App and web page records

────────

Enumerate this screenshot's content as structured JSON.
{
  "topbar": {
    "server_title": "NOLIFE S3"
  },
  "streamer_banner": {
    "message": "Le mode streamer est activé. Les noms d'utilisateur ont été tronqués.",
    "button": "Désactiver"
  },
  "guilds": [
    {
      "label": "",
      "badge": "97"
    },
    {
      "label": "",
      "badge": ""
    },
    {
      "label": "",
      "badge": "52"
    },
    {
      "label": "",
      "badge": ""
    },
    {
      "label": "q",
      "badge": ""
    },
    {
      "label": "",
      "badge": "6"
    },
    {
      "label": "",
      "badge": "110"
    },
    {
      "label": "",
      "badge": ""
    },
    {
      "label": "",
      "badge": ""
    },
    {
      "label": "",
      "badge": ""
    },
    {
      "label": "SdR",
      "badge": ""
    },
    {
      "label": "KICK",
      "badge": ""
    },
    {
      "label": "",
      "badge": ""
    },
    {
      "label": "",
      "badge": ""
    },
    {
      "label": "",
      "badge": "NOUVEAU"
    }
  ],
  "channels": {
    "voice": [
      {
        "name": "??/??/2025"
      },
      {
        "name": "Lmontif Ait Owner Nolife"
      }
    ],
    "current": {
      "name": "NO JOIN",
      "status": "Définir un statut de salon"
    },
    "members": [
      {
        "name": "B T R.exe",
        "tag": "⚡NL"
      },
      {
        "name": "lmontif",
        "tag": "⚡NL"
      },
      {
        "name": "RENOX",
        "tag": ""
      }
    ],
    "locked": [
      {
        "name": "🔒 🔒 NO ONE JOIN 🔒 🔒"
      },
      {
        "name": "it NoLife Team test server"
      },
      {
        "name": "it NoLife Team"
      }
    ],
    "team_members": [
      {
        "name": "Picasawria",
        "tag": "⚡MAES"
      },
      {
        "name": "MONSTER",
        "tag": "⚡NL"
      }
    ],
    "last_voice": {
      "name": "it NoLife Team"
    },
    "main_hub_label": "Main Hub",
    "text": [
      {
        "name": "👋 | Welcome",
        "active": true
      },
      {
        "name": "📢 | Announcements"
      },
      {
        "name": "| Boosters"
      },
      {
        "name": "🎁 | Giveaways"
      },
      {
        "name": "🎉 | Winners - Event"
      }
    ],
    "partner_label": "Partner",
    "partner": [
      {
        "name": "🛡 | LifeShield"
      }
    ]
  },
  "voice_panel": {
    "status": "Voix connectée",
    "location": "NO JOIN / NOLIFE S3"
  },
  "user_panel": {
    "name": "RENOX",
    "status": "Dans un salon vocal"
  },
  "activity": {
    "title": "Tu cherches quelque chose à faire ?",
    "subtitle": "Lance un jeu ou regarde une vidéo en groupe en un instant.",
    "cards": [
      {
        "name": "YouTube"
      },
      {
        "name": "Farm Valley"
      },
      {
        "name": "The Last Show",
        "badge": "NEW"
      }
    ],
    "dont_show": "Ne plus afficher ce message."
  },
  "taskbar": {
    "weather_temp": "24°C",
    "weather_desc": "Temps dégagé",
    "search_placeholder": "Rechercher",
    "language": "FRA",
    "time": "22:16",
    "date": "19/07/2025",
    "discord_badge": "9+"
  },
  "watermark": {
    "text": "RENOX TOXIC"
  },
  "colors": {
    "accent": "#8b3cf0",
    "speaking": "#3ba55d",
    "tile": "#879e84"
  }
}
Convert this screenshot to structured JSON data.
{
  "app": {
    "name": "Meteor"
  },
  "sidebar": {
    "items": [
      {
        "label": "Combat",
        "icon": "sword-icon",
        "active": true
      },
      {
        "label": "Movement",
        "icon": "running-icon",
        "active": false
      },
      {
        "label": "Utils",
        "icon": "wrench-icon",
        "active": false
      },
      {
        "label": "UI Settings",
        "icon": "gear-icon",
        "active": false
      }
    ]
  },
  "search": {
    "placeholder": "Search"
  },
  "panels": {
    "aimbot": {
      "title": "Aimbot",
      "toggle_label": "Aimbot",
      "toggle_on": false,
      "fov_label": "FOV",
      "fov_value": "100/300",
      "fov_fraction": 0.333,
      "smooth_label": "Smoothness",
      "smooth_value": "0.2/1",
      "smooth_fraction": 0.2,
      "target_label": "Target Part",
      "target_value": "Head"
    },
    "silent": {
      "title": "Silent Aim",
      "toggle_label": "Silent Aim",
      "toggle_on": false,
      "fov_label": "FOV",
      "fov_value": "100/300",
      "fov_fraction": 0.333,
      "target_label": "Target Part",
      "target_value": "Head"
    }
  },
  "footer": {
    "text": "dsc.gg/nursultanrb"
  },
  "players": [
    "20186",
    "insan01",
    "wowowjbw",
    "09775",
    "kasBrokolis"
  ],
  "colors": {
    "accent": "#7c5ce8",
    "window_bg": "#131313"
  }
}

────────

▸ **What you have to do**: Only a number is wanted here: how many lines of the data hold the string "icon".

▸ **Problem solution**: 4